Technique #3 was the one I was most excited to try because it just seemed so crazy. I did all the same steps as with #2 (Mod Podge on coaster, napkin on top, plastic wrap over that, smooth out wrinkles, add Mod Podge to edges, smooth down napkin), but then things went an entirely different direction.
And an entirely different location: outdoors, on a concrete surface. Holding the coaster in my left hand and a lighter in my right, I lit the napkin on fire. The excess burned away, but when it reached the decoupage, it stopped. Sort of. You can see a small amount of singing by the bunny's nose.
Here's how the back looked. I did not expect the outline of the tongs to show like that.
My fourth technique was my favorite by far. Easy alignment, no wrinkles, no stress. I put a generous coat of Mod Podge onto the front and sides of a coaster, then walked away and let it dry completely. When it was 100% dry, I put the napkin on top, covered it with a piece of parchment paper, and used a hot iron to press it. When the top was sealed, I did each side individually. Check it out - it's perfect!
For each of the coasters, I added two topcoats of Mod Podge, allowing the first coat to dry before adding the second. Then I used a file along the back edges to remove any extra napkin (or napkin ashes). Finally, I glued felt squares to the back.
This was such a fun experiment and makes me interested in diving deeper into decoupage in the future!

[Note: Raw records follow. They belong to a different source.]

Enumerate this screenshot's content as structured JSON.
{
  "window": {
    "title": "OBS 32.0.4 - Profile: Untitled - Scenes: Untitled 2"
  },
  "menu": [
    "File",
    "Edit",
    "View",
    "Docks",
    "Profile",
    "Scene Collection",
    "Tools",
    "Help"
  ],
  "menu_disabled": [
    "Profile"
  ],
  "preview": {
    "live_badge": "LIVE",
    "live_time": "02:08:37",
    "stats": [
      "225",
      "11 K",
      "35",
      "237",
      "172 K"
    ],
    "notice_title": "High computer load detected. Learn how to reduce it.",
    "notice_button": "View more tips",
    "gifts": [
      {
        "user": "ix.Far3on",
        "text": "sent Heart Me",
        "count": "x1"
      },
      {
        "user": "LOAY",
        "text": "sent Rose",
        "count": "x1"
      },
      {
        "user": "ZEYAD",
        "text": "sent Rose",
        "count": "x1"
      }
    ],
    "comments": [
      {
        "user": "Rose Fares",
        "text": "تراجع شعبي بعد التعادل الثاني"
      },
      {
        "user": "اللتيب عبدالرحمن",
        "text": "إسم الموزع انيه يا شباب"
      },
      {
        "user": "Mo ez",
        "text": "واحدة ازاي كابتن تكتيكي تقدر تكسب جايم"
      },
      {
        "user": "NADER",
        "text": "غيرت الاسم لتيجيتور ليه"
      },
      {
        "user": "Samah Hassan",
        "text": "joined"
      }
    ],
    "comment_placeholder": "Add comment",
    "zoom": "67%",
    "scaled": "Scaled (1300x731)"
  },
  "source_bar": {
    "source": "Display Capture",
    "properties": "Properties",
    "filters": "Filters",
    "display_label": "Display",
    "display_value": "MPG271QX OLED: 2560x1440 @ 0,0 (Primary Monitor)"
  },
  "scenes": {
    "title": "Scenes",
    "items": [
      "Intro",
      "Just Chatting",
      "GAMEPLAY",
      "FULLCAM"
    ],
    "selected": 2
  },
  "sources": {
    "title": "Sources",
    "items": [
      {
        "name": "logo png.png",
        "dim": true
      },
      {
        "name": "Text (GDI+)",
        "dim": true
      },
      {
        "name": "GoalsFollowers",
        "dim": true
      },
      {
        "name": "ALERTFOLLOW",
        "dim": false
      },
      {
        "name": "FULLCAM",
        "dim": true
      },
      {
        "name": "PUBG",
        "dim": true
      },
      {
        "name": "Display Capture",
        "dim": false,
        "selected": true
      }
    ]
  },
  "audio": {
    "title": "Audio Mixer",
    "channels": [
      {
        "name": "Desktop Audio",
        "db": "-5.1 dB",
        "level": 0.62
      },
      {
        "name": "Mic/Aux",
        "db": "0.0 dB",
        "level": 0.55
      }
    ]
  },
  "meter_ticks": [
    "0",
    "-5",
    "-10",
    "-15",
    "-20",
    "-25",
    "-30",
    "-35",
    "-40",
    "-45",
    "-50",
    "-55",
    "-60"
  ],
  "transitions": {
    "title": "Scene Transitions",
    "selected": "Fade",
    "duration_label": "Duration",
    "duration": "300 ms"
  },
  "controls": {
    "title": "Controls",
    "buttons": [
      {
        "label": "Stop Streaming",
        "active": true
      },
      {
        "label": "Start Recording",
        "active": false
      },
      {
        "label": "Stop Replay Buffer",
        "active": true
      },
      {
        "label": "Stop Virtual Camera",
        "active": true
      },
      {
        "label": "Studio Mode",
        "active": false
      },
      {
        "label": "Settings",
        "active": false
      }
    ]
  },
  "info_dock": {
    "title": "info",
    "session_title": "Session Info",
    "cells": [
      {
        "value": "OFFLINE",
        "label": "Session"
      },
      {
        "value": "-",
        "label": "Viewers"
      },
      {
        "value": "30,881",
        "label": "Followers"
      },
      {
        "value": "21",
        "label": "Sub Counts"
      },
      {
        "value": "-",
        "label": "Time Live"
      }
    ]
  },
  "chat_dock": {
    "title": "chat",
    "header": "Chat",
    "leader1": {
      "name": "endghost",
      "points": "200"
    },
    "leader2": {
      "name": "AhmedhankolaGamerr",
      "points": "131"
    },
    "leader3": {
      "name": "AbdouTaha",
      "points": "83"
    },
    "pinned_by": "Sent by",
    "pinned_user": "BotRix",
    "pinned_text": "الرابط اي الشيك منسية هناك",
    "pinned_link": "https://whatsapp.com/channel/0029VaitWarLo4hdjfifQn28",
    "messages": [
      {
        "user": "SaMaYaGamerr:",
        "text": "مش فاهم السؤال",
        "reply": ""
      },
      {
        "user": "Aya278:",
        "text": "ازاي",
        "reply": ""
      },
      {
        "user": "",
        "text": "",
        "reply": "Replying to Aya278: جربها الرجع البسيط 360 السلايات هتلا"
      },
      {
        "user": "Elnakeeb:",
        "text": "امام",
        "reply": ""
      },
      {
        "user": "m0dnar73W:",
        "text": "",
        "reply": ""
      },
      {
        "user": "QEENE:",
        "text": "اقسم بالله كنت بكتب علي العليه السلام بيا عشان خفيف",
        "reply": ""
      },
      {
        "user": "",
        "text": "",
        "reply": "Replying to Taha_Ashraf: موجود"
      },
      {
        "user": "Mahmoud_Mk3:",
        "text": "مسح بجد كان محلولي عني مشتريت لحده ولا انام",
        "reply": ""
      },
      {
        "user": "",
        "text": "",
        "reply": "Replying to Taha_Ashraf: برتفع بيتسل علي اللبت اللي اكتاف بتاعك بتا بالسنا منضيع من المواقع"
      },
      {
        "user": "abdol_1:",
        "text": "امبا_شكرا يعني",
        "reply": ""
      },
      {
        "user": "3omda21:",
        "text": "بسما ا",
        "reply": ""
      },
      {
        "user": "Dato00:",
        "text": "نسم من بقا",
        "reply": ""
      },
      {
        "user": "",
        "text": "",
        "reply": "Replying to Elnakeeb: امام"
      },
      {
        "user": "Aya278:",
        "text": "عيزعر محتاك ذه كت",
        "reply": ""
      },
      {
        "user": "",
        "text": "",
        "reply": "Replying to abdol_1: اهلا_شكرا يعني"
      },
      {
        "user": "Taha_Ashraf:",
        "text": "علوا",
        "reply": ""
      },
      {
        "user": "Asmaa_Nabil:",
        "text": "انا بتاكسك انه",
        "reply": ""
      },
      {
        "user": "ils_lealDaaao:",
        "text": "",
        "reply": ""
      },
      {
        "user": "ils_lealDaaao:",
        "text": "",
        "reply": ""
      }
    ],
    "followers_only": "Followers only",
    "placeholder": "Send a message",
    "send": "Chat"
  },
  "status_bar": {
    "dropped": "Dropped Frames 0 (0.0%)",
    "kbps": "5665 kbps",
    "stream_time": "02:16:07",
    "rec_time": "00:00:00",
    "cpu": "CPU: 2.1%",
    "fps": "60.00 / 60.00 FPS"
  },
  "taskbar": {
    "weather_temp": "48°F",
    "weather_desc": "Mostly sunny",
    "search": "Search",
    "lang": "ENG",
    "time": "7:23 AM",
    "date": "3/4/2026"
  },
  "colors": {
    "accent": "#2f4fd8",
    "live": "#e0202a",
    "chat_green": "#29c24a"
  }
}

Great looking coasters! Thanks for testing the different methods out for us.ReplyDelete
These are gorgeous!ReplyDelete
The napkins are cute!ReplyDelete
P/s: Not a fan of Mod Podge though. I would just use a matte gel medium to glue and to seal.